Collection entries
------------------------------

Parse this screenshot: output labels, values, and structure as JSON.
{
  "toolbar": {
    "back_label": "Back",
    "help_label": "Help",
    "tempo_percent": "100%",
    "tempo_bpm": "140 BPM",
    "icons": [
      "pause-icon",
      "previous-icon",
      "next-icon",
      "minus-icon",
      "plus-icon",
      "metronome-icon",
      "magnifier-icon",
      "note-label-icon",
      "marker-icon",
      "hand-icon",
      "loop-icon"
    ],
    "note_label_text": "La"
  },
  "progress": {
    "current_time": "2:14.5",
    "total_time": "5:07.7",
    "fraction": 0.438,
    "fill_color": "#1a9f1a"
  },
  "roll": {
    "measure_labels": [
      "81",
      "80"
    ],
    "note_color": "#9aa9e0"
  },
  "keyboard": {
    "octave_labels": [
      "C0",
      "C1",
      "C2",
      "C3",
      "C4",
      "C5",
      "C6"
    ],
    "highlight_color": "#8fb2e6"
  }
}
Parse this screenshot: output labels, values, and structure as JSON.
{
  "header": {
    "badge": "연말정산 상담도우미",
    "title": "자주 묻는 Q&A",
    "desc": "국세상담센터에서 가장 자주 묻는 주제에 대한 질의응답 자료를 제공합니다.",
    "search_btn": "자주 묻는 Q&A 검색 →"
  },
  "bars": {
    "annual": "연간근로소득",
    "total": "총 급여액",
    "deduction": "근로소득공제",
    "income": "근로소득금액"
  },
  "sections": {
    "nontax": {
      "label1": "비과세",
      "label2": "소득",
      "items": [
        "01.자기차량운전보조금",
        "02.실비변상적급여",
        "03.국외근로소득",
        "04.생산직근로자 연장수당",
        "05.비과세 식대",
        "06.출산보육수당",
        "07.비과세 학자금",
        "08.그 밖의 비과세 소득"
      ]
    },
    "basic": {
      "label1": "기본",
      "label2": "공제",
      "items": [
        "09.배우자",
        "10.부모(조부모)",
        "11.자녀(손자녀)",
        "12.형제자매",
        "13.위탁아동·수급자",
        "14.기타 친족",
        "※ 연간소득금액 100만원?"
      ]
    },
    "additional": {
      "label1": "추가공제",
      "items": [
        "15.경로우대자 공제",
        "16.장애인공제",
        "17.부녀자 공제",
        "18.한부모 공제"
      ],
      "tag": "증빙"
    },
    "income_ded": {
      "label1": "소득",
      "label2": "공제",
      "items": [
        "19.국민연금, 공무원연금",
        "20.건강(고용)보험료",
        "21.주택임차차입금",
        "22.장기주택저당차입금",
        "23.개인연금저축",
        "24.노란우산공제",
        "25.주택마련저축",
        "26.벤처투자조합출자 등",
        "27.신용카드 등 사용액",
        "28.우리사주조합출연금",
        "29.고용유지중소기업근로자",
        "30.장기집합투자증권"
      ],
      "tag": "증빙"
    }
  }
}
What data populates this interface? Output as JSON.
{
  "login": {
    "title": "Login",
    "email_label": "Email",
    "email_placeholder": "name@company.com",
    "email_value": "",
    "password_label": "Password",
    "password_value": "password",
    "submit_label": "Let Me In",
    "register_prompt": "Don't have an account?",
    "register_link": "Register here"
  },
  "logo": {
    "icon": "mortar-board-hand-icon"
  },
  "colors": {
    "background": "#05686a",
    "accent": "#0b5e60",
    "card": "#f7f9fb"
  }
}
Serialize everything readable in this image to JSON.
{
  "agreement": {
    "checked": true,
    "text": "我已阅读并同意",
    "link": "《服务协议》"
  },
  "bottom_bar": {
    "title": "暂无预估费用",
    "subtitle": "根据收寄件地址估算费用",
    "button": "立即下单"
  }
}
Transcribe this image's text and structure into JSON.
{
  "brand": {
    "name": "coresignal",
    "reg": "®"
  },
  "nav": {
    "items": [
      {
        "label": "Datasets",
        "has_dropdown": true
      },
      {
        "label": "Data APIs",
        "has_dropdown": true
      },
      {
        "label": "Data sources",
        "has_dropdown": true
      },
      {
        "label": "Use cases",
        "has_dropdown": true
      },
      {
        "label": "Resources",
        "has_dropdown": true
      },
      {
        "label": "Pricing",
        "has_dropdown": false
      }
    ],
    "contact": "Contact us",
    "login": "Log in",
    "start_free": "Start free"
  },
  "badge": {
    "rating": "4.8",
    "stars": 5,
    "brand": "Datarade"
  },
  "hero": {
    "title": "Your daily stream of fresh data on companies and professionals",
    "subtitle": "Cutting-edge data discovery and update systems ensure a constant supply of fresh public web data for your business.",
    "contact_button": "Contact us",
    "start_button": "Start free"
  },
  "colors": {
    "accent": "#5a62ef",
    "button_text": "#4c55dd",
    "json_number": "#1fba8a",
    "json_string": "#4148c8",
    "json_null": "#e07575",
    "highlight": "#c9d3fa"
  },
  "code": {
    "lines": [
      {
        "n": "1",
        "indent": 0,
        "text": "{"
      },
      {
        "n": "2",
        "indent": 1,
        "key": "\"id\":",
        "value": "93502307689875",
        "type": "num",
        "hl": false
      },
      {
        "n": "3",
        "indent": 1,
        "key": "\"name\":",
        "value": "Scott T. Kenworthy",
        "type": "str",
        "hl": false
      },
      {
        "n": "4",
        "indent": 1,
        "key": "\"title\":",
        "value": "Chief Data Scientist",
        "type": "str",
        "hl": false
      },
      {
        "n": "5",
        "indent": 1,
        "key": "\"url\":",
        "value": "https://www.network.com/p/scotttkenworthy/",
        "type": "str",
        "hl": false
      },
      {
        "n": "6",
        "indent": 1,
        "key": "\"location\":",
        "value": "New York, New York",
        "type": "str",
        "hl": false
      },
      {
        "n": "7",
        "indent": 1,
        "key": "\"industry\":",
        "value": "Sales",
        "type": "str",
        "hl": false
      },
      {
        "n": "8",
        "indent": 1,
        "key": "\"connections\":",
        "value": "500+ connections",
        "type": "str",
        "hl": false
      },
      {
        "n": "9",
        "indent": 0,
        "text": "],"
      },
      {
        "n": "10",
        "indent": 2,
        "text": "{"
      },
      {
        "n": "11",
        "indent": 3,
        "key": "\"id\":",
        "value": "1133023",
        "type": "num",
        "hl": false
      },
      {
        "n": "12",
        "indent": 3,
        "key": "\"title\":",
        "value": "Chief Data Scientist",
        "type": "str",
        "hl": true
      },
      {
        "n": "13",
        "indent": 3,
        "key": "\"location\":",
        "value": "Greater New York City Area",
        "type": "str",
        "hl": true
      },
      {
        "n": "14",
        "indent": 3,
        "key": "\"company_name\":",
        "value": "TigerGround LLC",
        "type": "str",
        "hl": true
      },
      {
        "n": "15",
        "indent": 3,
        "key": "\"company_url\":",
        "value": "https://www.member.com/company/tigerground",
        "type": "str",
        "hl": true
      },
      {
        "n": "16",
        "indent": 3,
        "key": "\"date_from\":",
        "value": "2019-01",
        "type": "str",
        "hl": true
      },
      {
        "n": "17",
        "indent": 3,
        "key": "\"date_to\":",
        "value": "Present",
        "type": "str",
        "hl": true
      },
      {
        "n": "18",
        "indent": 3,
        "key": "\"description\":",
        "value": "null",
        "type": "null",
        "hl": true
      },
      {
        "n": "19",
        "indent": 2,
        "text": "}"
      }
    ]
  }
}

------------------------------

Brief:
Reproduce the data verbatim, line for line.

Task response:
Parse this screenshot: output labels, values, and structure as JSON.
{
  "toolbar": {
    "back_label": "Back",
    "help_label": "Help",
    "tempo_percent": "100%",
    "tempo_bpm": "140 BPM",
    "icons": [
      "pause-icon",
      "previous-icon",
      "next-icon",
      "minus-icon",
      "plus-icon",
      "metronome-icon",
      "magnifier-icon",
      "note-label-icon",
      "marker-icon",
      "hand-icon",
      "loop-icon"
    ],
    "note_label_text": "La"
  },
  "progress": {
    "current_time": "2:14.5",
    "total_time": "5:07.7",
    "fraction": 0.438,
    "fill_color": "#1a9f1a"
  },
  "roll": {
    "measure_labels": [
      "81",
      "80"
    ],
    "note_color": "#9aa9e0"
  },
  "keyboard": {
    "octave_labels": [
      "C0",
      "C1",
      "C2",
      "C3",
      "C4",
      "C5",
      "C6"
    ],
    "highlight_color": "#8fb2e6"
  }
}
Parse this screenshot: output labels, values, and structure as JSON.
{
  "header": {
    "badge": "연말정산 상담도우미",
    "title": "자주 묻는 Q&A",
    "desc": "국세상담센터에서 가장 자주 묻는 주제에 대한 질의응답 자료를 제공합니다.",
    "search_btn": "자주 묻는 Q&A 검색 →"
  },
  "bars": {
    "annual": "연간근로소득",
    "total": "총 급여액",
    "deduction": "근로소득공제",
    "income": "근로소득금액"
  },
  "sections": {
    "nontax": {
      "label1": "비과세",
      "label2": "소득",
      "items": [
        "01.자기차량운전보조금",
        "02.실비변상적급여",
        "03.국외근로소득",
        "04.생산직근로자 연장수당",
        "05.비과세 식대",
        "06.출산보육수당",
        "07.비과세 학자금",
        "08.그 밖의 비과세 소득"
      ]
    },
    "basic": {
      "label1": "기본",
      "label2": "공제",
      "items": [
        "09.배우자",
        "10.부모(조부모)",
        "11.자녀(손자녀)",
        "12.형제자매",
        "13.위탁아동·수급자",
        "14.기타 친족",
        "※ 연간소득금액 100만원?"
      ]
    },
    "additional": {
      "label1": "추가공제",
      "items": [
        "15.경로우대자 공제",
        "16.장애인공제",
        "17.부녀자 공제",
        "18.한부모 공제"
      ],
      "tag": "증빙"
    },
    "income_ded": {
      "label1": "소득",
      "label2": "공제",
      "items": [
        "19.국민연금, 공무원연금",
        "20.건강(고용)보험료",
        "21.주택임차차입금",
        "22.장기주택저당차입금",
        "23.개인연금저축",
        "24.노란우산공제",
        "25.주택마련저축",
        "26.벤처투자조합출자 등",
        "27.신용카드 등 사용액",
        "28.우리사주조합출연금",
        "29.고용유지중소기업근로자",
        "30.장기집합투자증권"
      ],
      "tag": "증빙"
    }
  }
}
What data populates this interface? Output as JSON.
{
  "login": {
    "title": "Login",
    "email_label": "Email",
    "email_placeholder": "name@company.com",
    "email_value": "",
    "password_label": "Password",
    "password_value": "password",
    "submit_label": "Let Me In",
    "register_prompt": "Don't have an account?",
    "register_link": "Register here"
  },
  "logo": {
    "icon": "mortar-board-hand-icon"
  },
  "colors": {
    "background": "#05686a",
    "accent": "#0b5e60",
    "card": "#f7f9fb"
  }
}
Serialize everything readable in this image to JSON.
{
  "agreement": {
    "checked": true,
    "text": "我已阅读并同意",
    "link": "《服务协议》"
  },
  "bottom_bar": {
    "title": "暂无预估费用",
    "subtitle": "根据收寄件地址估算费用",
    "button": "立即下单"
  }
}
Transcribe this image's text and structure into JSON.
{
  "brand": {
    "name": "coresignal",
    "reg": "®"
  },
  "nav": {
    "items": [
      {
        "label": "Datasets",
        "has_dropdown": true
      },
      {
        "label": "Data APIs",
        "has_dropdown": true
      },
      {
        "label": "Data sources",
        "has_dropdown": true
      },
      {
        "label": "Use cases",
        "has_dropdown": true
      },
      {
        "label": "Resources",
        "has_dropdown": true
      },
      {
        "label": "Pricing",
        "has_dropdown": false
      }
    ],
    "contact": "Contact us",
    "login": "Log in",
    "start_free": "Start free"
  },
  "badge": {
    "rating": "4.8",
    "stars": 5,
    "brand": "Datarade"
  },
  "hero": {
    "title": "Your daily stream of fresh data on companies and professionals",
    "subtitle": "Cutting-edge data discovery and update systems ensure a constant supply of fresh public web data for your business.",
    "contact_button": "Contact us",
    "start_button": "Start free"
  },
  "colors": {
    "accent": "#5a62ef",
    "button_text": "#4c55dd",
    "json_number": "#1fba8a",
    "json_string": "#4148c8",
    "json_null": "#e07575",
    "highlight": "#c9d3fa"
  },
  "code": {
    "lines": [
      {
        "n": "1",
        "indent": 0,
        "text": "{"
      },
      {
        "n": "2",
        "indent": 1,
        "key": "\"id\":",
        "value": "93502307689875",
        "type": "num",
        "hl": false
      },
      {
        "n": "3",
        "indent": 1,
        "key": "\"name\":",
        "value": "Scott T. Kenworthy",
        "type": "str",
        "hl": false
      },
      {
        "n": "4",
        "indent": 1,
        "key": "\"title\":",
        "value": "Chief Data Scientist",
        "type": "str",
        "hl": false
      },
      {
        "n": "5",
        "indent": 1,
        "key": "\"url\":",
        "value": "https://www.network.com/p/scotttkenworthy/",
        "type": "str",
        "hl": false
      },
      {
        "n": "6",
        "indent": 1,
        "key": "\"location\":",
        "value": "New York, New York",
        "type": "str",
        "hl": false
      },
      {
        "n": "7",
        "indent": 1,
        "key": "\"industry\":",
        "value": "Sales",
        "type": "str",
        "hl": false
      },
      {
        "n": "8",
        "indent": 1,
        "key": "\"connections\":",
        "value": "500+ connections",
        "type": "str",
        "hl": false
      },
      {
        "n": "9",
        "indent": 0,
        "text": "],"
      },
      {
        "n": "10",
        "indent": 2,
        "text": "{"
      },
      {
        "n": "11",
        "indent": 3,
        "key": "\"id\":",
        "value": "1133023",
        "type": "num",
        "hl": false
      },
      {
        "n": "12",
        "indent": 3,
        "key": "\"title\":",
        "value": "Chief Data Scientist",
        "type": "str",
        "hl": true
      },
      {
        "n": "13",
        "indent": 3,
        "key": "\"location\":",
        "value": "Greater New York City Area",
        "type": "str",
        "hl": true
      },
      {
        "n": "14",
        "indent": 3,
        "key": "\"company_name\":",
        "value": "TigerGround LLC",
        "type": "str",
        "hl": true
      },
      {
        "n": "15",
        "indent": 3,
        "key": "\"company_url\":",
        "value": "https://www.member.com/company/tigerground",
        "type": "str",
        "hl": true
      },
      {
        "n": "16",
        "indent": 3,
        "key": "\"date_from\":",
        "value": "2019-01",
        "type": "str",
        "hl": true
      },
      {
        "n": "17",
        "indent": 3,
        "key": "\"date_to\":",
        "value": "Present",
        "type": "str",
        "hl": true
      },
      {
        "n": "18",
        "indent": 3,
        "key": "\"description\":",
        "value": "null",
        "type": "null",
        "hl": true
      },
      {
        "n": "19",
        "indent": 2,
        "text": "}"
      }
    ]
  }
}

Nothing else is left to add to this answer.